Requirement: Copy each line of the records below that mentions the word "Monitora".

Start of Data supplied

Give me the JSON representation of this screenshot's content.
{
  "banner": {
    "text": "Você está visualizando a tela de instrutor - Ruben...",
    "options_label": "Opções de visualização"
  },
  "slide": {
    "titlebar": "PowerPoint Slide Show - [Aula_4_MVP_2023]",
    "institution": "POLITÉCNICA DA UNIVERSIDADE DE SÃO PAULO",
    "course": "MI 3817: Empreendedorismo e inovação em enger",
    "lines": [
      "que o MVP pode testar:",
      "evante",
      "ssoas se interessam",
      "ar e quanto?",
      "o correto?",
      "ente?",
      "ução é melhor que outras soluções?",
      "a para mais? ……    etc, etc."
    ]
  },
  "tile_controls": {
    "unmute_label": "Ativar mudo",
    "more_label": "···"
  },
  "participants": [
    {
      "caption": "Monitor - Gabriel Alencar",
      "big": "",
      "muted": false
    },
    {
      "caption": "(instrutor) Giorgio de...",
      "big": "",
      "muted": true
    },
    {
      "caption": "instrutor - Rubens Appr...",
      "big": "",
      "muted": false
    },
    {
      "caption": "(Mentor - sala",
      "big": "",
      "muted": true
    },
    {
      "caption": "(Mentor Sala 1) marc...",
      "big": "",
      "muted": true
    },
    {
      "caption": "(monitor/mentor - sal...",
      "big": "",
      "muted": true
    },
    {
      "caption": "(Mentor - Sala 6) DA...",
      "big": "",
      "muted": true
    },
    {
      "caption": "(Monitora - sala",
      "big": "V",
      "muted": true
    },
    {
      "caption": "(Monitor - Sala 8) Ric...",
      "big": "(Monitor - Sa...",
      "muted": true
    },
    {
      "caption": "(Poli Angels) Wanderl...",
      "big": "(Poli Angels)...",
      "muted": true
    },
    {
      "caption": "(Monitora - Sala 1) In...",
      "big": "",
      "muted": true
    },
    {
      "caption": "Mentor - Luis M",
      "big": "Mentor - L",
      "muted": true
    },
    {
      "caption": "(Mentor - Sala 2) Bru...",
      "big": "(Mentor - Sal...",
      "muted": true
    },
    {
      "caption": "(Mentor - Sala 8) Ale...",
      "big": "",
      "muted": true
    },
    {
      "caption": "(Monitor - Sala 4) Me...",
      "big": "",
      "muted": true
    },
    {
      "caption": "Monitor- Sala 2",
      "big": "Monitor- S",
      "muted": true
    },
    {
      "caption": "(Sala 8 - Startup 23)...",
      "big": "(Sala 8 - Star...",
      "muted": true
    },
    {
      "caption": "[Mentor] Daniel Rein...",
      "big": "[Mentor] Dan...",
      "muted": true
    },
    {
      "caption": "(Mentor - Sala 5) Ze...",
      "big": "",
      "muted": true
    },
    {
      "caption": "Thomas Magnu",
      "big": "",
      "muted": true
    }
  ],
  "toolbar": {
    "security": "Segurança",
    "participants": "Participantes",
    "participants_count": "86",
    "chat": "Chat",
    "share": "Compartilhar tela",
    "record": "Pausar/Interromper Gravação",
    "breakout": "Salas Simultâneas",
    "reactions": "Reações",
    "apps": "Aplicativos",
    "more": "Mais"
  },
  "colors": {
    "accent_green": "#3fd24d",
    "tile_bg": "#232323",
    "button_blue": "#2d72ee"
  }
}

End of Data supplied

Exercise answer:
      "caption": "(Monitora - sala",
      "caption": "(Monitora - Sala 1) In...",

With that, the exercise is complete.